Initially, this used to scare me quite a bit and I would run behind her as she took life by the throat and remind her to “watch out” or “be careful”—that is, until I saw the eye-opening TED talk from Caroline Paul. Paul is a NY Times bestselling author with a special place in her heart for the rearing of fearless and courageous little girls. In other words—badasses.
In her talk, she spoke of one study from The Journal of Applied Developmental Psychology that involved a playground fire pole.
Not only were parents petrified at the prospect of their daughters playing on this playground fixture, more times than not they would be seen assisting with the process. At first blush, this may seem like the somewhat ordinary protocol of parenting, but when the same study showed that boys were cautioned far less and hardly ever assisted by their parents, we get to the crux of why we are failing our female children most of the time.

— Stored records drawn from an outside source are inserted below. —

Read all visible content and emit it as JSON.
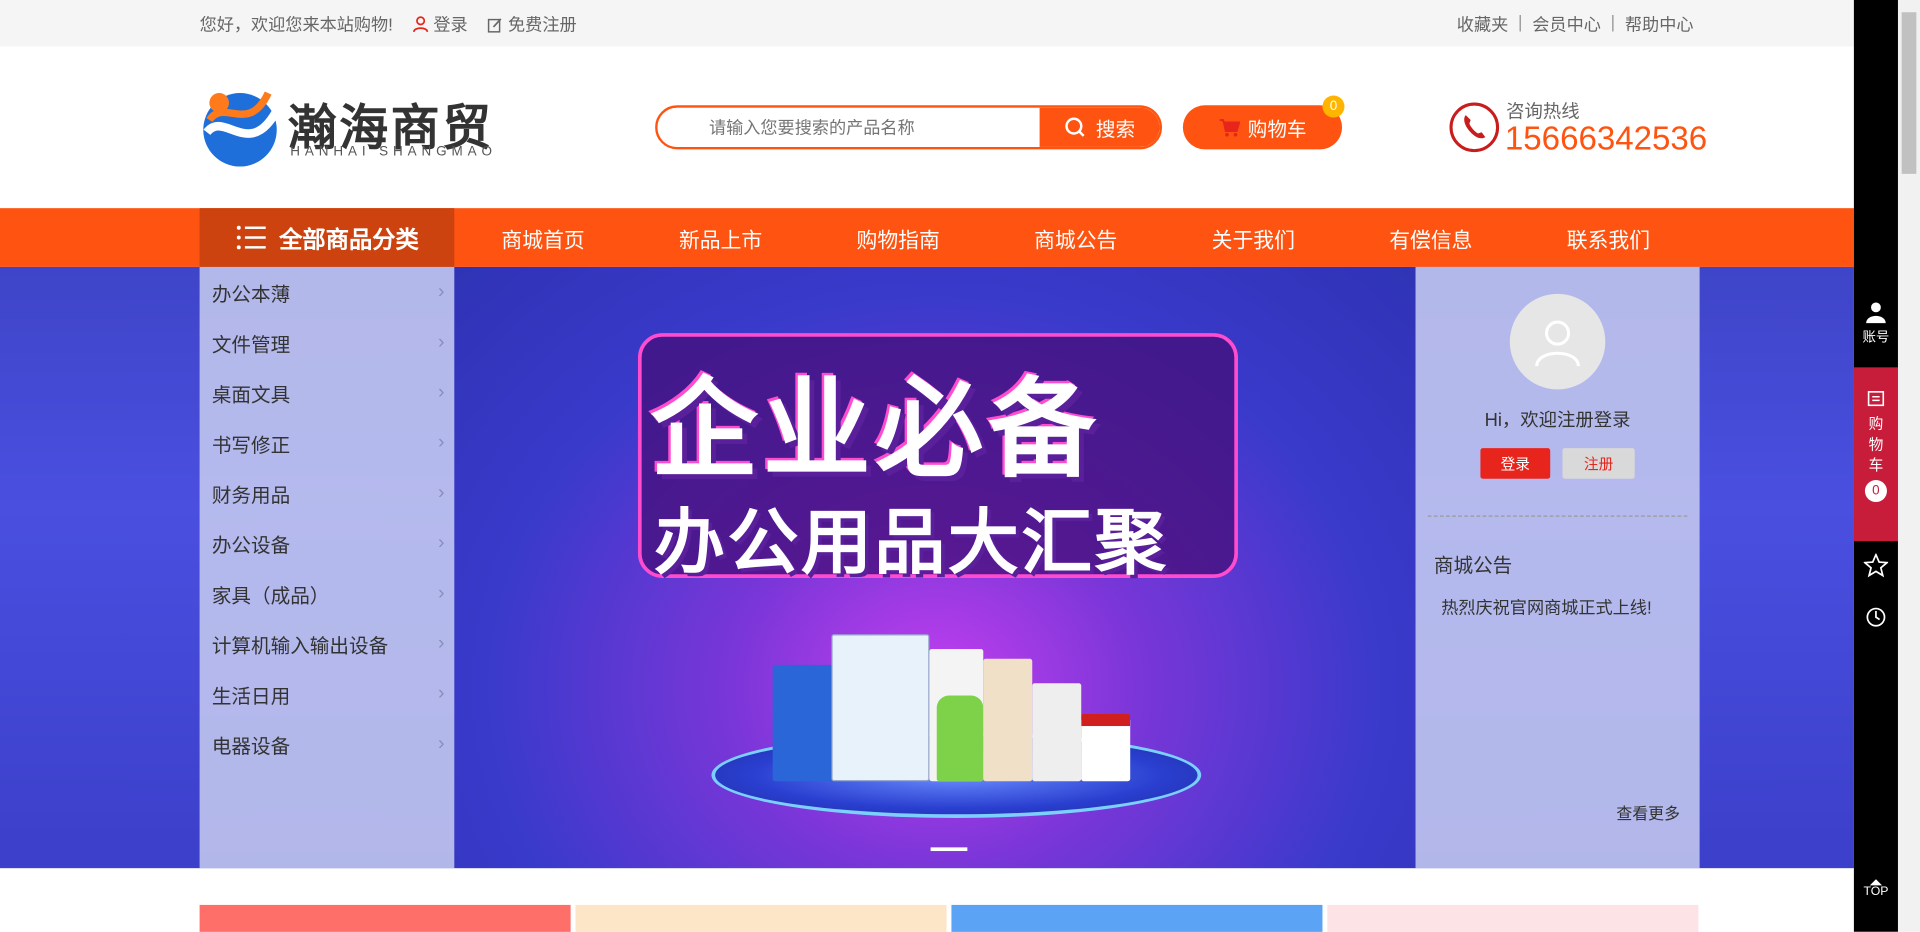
{
  "topbar": {
    "welcome": "您好，欢迎您来本站购物!",
    "login": "登录",
    "register": "免费注册",
    "favorites": "收藏夹",
    "member_center": "会员中心",
    "help_center": "帮助中心",
    "separator": "|"
  },
  "header": {
    "logo_text": "瀚海商贸",
    "logo_sub": "HANHAI SHANGMAO",
    "search_placeholder": "请输入您要搜索的产品名称",
    "search_button": "搜索",
    "cart_label": "购物车",
    "cart_count": "0",
    "hotline_label": "咨询热线",
    "hotline_number": "15666342536"
  },
  "nav": {
    "all_categories": "全部商品分类",
    "items": [
      "商城首页",
      "新品上市",
      "购物指南",
      "商城公告",
      "关于我们",
      "有偿信息",
      "联系我们"
    ]
  },
  "categories": [
    "办公本薄",
    "文件管理",
    "桌面文具",
    "书写修正",
    "财务用品",
    "办公设备",
    "家具（成品）",
    "计算机输入输出设备",
    "生活日用",
    "电器设备"
  ],
  "banner": {
    "title_line1": "企业必备",
    "title_line2": "办公用品大汇聚"
  },
  "user_panel": {
    "greeting": "Hi，欢迎注册登录",
    "login_button": "登录",
    "register_button": "注册",
    "notice_title": "商城公告",
    "notice_item": "热烈庆祝官网商城正式上线!",
    "more": "查看更多"
  },
  "sidebar": {
    "account": "账号",
    "cart": [
      "购",
      "物",
      "车"
    ],
    "cart_count": "0",
    "top": "TOP"
  },
  "colors": {
    "accent": "#ff5411",
    "accent_dark": "#cc4310",
    "banner_bg": "#4a4fe0",
    "sidebar_cart": "#c81d3a"
  }
}
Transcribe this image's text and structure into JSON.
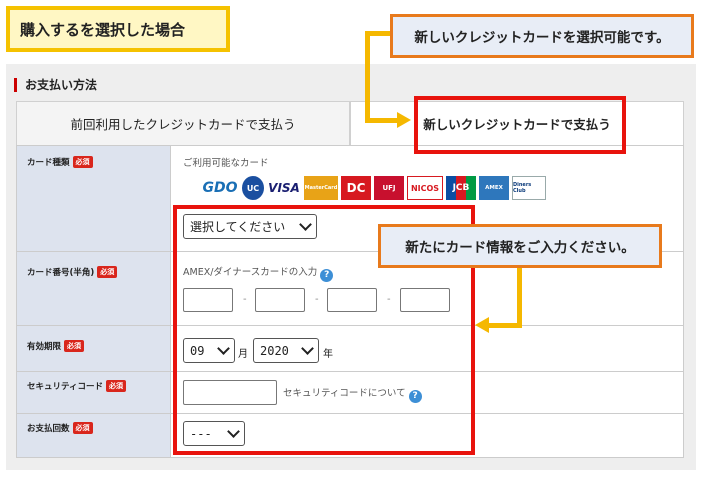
{
  "callouts": {
    "main_title": "購入するを選択した場合",
    "new_card_note": "新しいクレジットカードを選択可能です。",
    "input_note": "新たにカード情報をご入力ください。"
  },
  "payment": {
    "section_title": "お支払い方法",
    "tabs": [
      {
        "label": "前回利用したクレジットカードで支払う"
      },
      {
        "label": "新しいクレジットカードで支払う"
      }
    ]
  },
  "required_badge": "必須",
  "form": {
    "card_type": {
      "label": "カード種類",
      "available_text": "ご利用可能なカード",
      "brands": [
        "GDO",
        "UC",
        "VISA",
        "MasterCard",
        "DC",
        "UFJ",
        "NICOS",
        "JCB",
        "AMEX",
        "Diners Club"
      ],
      "select_value": "選択してください"
    },
    "card_number": {
      "label": "カード番号(半角)",
      "amex_hint": "AMEX/ダイナースカードの入力",
      "separator": "-"
    },
    "expiry": {
      "label": "有効期限",
      "month_value": "09",
      "month_unit": "月",
      "year_value": "2020",
      "year_unit": "年"
    },
    "security_code": {
      "label": "セキュリティコード",
      "help_text": "セキュリティコードについて"
    },
    "installments": {
      "label": "お支払回数",
      "select_value": "---"
    }
  },
  "colors": {
    "highlight_red": "#e8130d",
    "annotation_orange": "#e87a1c",
    "annotation_yellow": "#f5c200",
    "required_red": "#d9261c",
    "label_bg": "#dde3ee"
  }
}
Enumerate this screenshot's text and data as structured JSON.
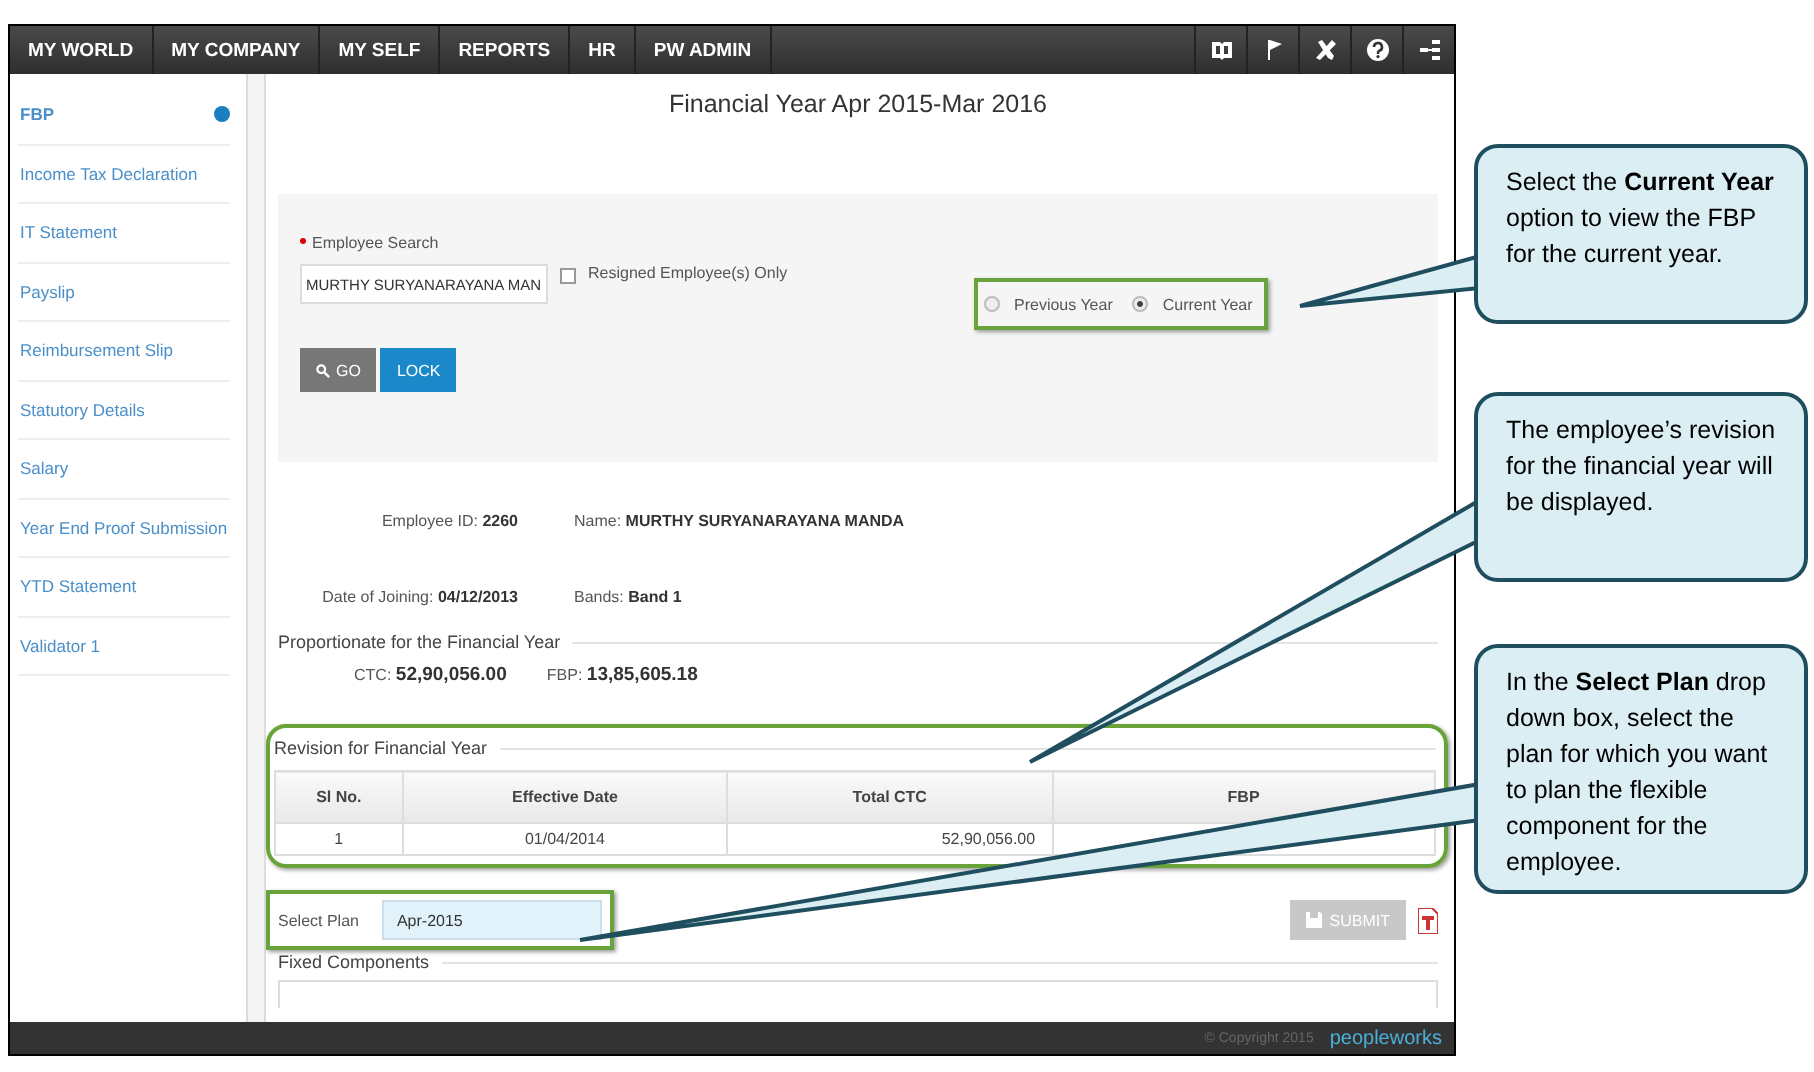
{
  "nav": {
    "items": [
      {
        "label": "MY WORLD"
      },
      {
        "label": "MY COMPANY"
      },
      {
        "label": "MY SELF"
      },
      {
        "label": "REPORTS"
      },
      {
        "label": "HR"
      },
      {
        "label": "PW ADMIN"
      }
    ]
  },
  "sidebar": {
    "items": [
      {
        "label": "FBP",
        "selected": true
      },
      {
        "label": "Income Tax Declaration",
        "selected": false
      },
      {
        "label": "IT Statement",
        "selected": false
      },
      {
        "label": "Payslip",
        "selected": false
      },
      {
        "label": "Reimbursement Slip",
        "selected": false
      },
      {
        "label": "Statutory Details",
        "selected": false
      },
      {
        "label": "Salary",
        "selected": false
      },
      {
        "label": "Year End Proof Submission",
        "selected": false
      },
      {
        "label": "YTD Statement",
        "selected": false
      },
      {
        "label": "Validator 1",
        "selected": false
      }
    ]
  },
  "page_title": "Financial Year Apr 2015-Mar 2016",
  "employee_search": {
    "label": "Employee Search",
    "value": "MURTHY SURYANARAYANA MAN",
    "resigned_only": {
      "label": "Resigned Employee(s) Only",
      "checked": false
    }
  },
  "year_options": [
    {
      "label": "Previous Year",
      "selected": false
    },
    {
      "label": "Current Year",
      "selected": true
    }
  ],
  "buttons": {
    "go": "GO",
    "lock": "LOCK"
  },
  "employee": {
    "fields": [
      {
        "label": "Employee ID:",
        "value": "2260"
      },
      {
        "label": "Name:",
        "value": "MURTHY SURYANARAYANA MANDA"
      },
      {
        "label": "Date of Joining:",
        "value": "04/12/2013"
      },
      {
        "label": "Bands:",
        "value": "Band 1"
      }
    ]
  },
  "proportionate": {
    "title": "Proportionate for the Financial Year",
    "fields": [
      {
        "label": "CTC:",
        "value": "52,90,056.00"
      },
      {
        "label": "FBP:",
        "value": "13,85,605.18"
      }
    ]
  },
  "revision": {
    "title": "Revision for Financial Year",
    "columns": [
      "Sl No.",
      "Effective Date",
      "Total CTC",
      "FBP"
    ],
    "rows": [
      {
        "sl_no": "1",
        "effective_date": "01/04/2014",
        "total_ctc": "52,90,056.00"
      }
    ]
  },
  "select_plan": {
    "label": "Select Plan",
    "value": "Apr-2015"
  },
  "submit": {
    "label": "SUBMIT",
    "disabled": true
  },
  "fixed_components": {
    "title": "Fixed Components"
  },
  "footer": {
    "copyright": "© Copyright 2015",
    "brand": "peopleworks"
  },
  "callouts": [
    {
      "text": "Select the **Current Year** option to view the FBP for the current year."
    },
    {
      "text": "The employee’s revision for the financial year will be displayed."
    },
    {
      "text": "In the **Select Plan** drop down box, select the plan for which you want to plan the flexible component for the employee."
    }
  ]
}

This TED talk made me want to do a little more digging and what I found out was eye-opening.
Another study by The Journal of Pediatric Psychology posited that when it came to emergency room situations involving children we see this erroneous pattern again.
The injured boys would be patched up and essentially patted on their butt as they were thrown back out into the world to go about the business of being little boys. Most of the time, the little girls would be attended to and warned not to engage in the activity that caused the injury. This was, of course, not the case every time—but the study proved that girls were four times more likely to be warned than boys.
The problem with the way we, as a society, continually socialize girls to be afraid, to need assistance, and discourage them to engage in risky play, seems obvious.
We are perpetuating an endless cycle of deference and inferiority in females and doing them a grave disservice. This becomes all too clear when we watch our daughters enter adulthood ill-prepared for the sort of risk-taking that generally results in successful advancement in the workplace or in entrepreneurial situations.
Here’s what we can do:
Watch our language
As much as it is instinctual to run behind a wild and carefree three-year-old girl warning, “Be Careful!”—we really should not do this. It’s okay to replace those concerns with, “Focus on what you’re doing” or, “You got this!” But I, for one, have put a moratorium on the “frantic parent semantics.”
I’ve found that it is natural that little girls and boys fall down, get hurt, cry, and move on—whether we are filling their heads with unhelpful words or not. So, I allow them to engage in risky playground behavior without all the verbal negativity.
Be mindful in our actions
My little girls need to be held and consoled when they get hurt, but they don’t need wholesale protection from anything and everything that might hurt them. They are so much better off when they are attended to and allowed to get back to what they were doing—same as the boys in that emergency room study.
Reinforce their courage
Most little girls are resilient and courageous right out of the gate and it is the myopic beliefs of society at large that gradually take that away from them. As a father, I have the opportunity to counteract those poorly designed social constructs by congratulating my girls whenever they stand up to danger (within reason).
A lot of this stuff, I realize, almost seems counterintuitive for dads. We have been programmed to protect our little girls with every sinew in our bodies. However, it really pays to push against gravity in this case.
Take a look around. In this world we live in, we have no choice but to do everything in our power to raise badass little girls to become badass young women.